Page Dasâsamcdh Ghât ·
107 The 'Temple of Sitala
114 A Sanskrit School
116 Carved Snakes at Chauki Ghât
118 An Aghori A Suttee-Stone Another venerable hermit, seated on a leopard's skin".
123 Shivala Ghất
127 Balcony of Man Singh's Observatory
129 The Nepalese Temple
131 The Shrine of Ganga
133 “Groups of women ... are performing puja”.
· 135 “ Like a painted frieze from Pompeii, or the decoration of an antique
139 Scindhia Ghât
141 An Encainpment of Sådhus
145 The Buildings at Ghôsla Ghât
147 The Head of Bhima
148 Bhima completed
149 Lamps for the Pitris
151 Lamp-stand at Panchganga
152 “Three old women, who pause to barter with a seller of pots and
pans, unconsciously posing themselves in their classic drapery
153 Palhvad Ghât
156 A Vaishnavite Nun reading the Ramayana
157 The Salagram Stone
161 Plan of Hindu Roofing The Temple of Durgâ, or “Monkey Temple”.
167 Mask of Shiva
169 In the Ahmety Temple: a Brahmin performing his sandhya The Ahmêty Temple.
171 A Sacrificial Spoon ·
175 The Temple at Ramnagar
· 178 Mask of Bhaironath
. 181 The Well of knowledge
183 The Panch-kôsi Road
189 A Village Deity
· 190 The Temple and Tank at Khandawa
191 Ancient Carving, Khan-lawa Temple
193 “Thin vaporous clouds of smoke rise from the funeral pyres.

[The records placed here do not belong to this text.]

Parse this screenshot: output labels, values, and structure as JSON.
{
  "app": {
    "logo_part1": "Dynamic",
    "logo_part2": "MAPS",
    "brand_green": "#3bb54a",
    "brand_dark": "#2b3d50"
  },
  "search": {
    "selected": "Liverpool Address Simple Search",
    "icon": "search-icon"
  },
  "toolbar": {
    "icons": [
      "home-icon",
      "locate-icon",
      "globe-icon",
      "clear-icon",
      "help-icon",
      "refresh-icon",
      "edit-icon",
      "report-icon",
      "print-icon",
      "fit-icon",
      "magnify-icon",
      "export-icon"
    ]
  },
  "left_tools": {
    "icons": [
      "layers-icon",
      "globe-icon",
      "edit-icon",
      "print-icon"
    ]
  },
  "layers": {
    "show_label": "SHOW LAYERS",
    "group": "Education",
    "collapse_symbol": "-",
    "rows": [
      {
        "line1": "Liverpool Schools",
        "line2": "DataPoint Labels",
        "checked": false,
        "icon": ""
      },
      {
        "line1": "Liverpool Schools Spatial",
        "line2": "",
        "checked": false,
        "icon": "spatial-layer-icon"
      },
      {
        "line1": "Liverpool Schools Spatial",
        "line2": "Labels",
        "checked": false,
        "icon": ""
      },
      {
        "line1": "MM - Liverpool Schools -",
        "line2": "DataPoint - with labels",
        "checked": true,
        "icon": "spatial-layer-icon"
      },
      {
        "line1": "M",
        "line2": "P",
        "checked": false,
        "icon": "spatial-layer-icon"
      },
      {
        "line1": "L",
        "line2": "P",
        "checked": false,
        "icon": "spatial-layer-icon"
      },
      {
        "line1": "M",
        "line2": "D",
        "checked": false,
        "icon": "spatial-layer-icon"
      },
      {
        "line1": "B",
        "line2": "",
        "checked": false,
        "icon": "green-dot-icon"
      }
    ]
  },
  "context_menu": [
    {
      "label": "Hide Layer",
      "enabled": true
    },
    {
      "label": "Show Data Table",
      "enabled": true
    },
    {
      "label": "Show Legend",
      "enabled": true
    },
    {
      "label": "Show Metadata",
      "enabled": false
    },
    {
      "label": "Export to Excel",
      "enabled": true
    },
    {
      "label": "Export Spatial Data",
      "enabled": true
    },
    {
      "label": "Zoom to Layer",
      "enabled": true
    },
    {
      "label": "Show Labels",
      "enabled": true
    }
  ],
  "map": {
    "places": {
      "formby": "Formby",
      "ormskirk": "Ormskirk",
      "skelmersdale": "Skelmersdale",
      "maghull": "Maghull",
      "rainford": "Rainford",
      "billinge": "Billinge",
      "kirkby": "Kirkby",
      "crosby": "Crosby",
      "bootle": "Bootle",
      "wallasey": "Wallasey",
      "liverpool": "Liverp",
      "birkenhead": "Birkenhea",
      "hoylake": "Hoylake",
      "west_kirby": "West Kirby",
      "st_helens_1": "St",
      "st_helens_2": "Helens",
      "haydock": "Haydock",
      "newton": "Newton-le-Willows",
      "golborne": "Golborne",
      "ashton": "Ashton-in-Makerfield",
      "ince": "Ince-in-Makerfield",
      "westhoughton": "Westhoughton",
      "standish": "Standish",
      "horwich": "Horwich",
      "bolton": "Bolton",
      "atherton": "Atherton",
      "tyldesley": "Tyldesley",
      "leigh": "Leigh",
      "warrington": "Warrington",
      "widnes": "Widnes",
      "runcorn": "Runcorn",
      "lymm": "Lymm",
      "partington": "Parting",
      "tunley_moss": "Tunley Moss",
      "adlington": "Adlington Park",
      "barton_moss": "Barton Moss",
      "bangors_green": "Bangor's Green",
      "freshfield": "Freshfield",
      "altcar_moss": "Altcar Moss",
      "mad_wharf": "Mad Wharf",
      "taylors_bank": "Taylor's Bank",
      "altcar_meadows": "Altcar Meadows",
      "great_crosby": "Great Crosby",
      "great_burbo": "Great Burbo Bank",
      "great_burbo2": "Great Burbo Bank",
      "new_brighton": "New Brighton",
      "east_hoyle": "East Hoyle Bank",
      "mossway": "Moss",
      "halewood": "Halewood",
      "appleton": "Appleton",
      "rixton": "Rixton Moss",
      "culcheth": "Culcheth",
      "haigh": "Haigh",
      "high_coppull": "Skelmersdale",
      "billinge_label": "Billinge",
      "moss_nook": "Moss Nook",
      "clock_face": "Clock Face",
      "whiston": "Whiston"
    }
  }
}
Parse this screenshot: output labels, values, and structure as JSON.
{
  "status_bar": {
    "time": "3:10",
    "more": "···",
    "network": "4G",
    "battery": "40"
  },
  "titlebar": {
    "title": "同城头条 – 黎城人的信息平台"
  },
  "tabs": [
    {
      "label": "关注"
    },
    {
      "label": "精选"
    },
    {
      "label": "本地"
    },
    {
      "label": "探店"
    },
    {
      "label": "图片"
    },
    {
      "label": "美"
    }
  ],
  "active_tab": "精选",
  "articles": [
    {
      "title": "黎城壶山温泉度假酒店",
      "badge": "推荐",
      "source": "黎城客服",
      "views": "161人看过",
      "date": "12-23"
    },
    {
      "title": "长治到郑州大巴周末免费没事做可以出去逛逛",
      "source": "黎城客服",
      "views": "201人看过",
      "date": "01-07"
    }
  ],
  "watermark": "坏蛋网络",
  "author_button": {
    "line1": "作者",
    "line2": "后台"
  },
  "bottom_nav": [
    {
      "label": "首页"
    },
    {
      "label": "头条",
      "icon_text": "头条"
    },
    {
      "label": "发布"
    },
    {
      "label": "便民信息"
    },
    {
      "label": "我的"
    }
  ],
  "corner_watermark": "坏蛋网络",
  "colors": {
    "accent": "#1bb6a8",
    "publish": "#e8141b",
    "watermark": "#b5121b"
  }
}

The
slanting rays of the morning sun cast long shadows across the
195 Ancient l'otive Stones Tomb of Lal Khan
203 " An idyll of peace and self-satisfactica
IN THE VEDIC TIMES
History, in the conventional European sense, has never possessed much interest for the Hindu mind. Thoroughly permeated with the idea of the unreality of material things, the Brahmin priesthood, while taking extraordinary precautions to preserve their inheritance of spiritual culture, have never troubled themselves to mark the footprints which kings and dynasties leave upon the sands of time. It is chiefly through the exertions of European scholars, with the help of the old Buddhist records, that the main outlines of Indian history, previous to the Muhammadan invasions, have been made intelligible.
The detailed history of the petty kingdoms into which northern India was divided would probably possess little interest, even if it were sisted out of the wild legends which Eastern imagination has woven into it. Benares will always possess supreme interest as the chief centre of the evolution of two of the great world-religions — Brahminism and Buddhism; but while the development of Buddhism can be, to some extent, traced and mapped out with exact dates and events, the history of Brahminism must always be regarded from a different stand-point.